INPUT FOR THIS TASK:
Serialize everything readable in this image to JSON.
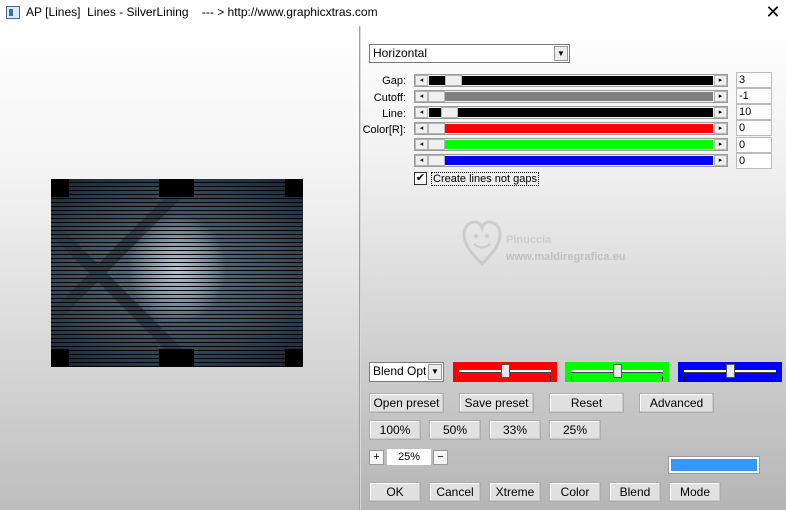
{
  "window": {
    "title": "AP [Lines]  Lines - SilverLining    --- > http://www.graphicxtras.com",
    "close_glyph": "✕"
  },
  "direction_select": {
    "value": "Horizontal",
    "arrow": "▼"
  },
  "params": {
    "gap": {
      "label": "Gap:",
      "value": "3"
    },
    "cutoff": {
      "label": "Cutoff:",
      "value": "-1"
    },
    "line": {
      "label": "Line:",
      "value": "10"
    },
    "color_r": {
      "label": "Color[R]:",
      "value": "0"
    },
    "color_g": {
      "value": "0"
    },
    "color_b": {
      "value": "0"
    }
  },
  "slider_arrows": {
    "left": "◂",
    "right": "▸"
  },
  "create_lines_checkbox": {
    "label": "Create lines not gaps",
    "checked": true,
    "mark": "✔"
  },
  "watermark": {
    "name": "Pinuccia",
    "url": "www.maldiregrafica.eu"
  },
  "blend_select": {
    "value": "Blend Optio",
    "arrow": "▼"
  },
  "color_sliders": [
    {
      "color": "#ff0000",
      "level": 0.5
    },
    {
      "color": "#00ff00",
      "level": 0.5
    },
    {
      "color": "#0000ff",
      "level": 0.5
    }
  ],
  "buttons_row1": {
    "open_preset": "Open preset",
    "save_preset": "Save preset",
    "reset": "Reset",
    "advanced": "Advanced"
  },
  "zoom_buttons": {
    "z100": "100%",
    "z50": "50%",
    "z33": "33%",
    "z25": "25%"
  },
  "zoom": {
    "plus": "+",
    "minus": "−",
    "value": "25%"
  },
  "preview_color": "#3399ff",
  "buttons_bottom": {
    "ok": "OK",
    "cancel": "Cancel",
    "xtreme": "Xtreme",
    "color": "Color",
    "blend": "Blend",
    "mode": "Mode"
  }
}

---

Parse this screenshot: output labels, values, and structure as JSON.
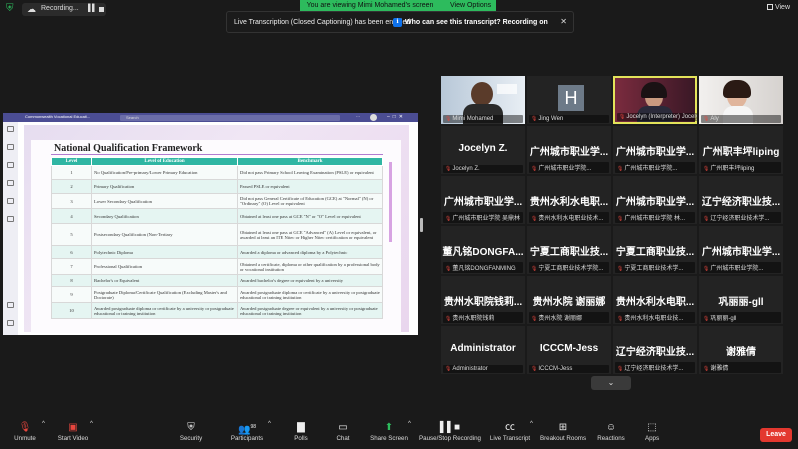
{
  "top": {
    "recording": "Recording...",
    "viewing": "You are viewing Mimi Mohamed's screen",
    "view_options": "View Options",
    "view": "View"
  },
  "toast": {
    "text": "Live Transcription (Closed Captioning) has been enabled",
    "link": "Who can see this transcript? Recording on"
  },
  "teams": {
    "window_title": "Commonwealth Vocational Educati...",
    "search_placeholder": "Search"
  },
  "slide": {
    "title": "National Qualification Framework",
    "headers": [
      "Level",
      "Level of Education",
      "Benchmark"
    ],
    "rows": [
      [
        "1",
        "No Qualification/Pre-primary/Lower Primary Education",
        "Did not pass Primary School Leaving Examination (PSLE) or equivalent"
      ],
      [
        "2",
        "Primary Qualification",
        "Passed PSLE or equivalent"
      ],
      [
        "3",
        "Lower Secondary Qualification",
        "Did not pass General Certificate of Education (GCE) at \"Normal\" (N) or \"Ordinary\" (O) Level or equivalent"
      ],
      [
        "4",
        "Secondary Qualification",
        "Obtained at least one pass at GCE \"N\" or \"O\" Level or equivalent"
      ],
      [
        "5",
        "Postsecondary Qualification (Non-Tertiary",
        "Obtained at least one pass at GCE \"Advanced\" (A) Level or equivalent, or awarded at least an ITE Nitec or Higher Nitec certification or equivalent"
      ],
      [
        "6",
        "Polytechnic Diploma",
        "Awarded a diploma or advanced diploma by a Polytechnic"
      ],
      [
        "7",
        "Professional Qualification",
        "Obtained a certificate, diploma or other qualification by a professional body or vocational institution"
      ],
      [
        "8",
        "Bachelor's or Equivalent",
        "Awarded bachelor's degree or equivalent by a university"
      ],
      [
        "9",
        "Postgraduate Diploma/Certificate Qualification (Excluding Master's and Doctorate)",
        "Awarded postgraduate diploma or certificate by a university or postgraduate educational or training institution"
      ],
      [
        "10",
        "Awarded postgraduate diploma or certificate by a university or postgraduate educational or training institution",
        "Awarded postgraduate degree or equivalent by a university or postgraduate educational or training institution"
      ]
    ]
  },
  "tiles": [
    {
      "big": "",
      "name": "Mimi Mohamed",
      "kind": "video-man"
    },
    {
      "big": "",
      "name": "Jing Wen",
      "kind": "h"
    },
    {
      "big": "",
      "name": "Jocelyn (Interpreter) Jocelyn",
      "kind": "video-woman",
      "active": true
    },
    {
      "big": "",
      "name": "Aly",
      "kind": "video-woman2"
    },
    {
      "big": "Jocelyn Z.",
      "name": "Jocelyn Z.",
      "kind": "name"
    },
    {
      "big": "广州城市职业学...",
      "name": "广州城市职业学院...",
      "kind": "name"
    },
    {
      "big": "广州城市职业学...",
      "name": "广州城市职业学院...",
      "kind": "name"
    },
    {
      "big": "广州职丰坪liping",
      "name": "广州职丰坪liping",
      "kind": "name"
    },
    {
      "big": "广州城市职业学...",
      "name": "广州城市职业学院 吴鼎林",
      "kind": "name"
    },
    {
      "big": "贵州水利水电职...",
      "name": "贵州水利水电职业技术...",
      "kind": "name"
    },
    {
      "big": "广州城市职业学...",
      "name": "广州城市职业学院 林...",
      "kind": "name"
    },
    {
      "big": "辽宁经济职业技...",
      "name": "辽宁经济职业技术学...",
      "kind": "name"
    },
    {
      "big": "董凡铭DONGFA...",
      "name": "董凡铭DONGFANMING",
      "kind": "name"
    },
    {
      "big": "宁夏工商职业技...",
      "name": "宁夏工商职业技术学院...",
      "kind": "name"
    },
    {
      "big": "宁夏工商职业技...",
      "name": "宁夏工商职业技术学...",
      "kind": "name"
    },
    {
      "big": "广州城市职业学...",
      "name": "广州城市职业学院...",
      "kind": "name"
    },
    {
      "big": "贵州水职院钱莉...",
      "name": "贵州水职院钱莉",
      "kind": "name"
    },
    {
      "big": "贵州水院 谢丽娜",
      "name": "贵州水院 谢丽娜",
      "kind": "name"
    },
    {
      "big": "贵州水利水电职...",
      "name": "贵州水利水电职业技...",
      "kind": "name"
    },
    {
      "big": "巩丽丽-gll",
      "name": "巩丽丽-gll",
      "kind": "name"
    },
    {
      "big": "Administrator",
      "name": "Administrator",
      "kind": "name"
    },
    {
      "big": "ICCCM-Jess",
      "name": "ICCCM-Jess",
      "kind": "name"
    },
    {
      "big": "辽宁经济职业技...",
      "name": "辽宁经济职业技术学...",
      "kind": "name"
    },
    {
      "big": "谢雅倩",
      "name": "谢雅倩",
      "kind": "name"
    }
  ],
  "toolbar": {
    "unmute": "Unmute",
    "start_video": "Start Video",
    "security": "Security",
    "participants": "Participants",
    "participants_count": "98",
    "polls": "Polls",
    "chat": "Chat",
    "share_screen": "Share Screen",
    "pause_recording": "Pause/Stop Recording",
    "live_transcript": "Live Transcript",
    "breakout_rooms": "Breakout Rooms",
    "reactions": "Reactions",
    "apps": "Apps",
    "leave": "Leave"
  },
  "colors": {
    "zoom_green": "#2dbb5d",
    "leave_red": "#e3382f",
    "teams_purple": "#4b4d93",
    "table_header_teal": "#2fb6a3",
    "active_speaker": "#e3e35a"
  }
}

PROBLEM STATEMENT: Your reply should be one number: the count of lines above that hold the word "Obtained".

SOLVED PROBLEM: 3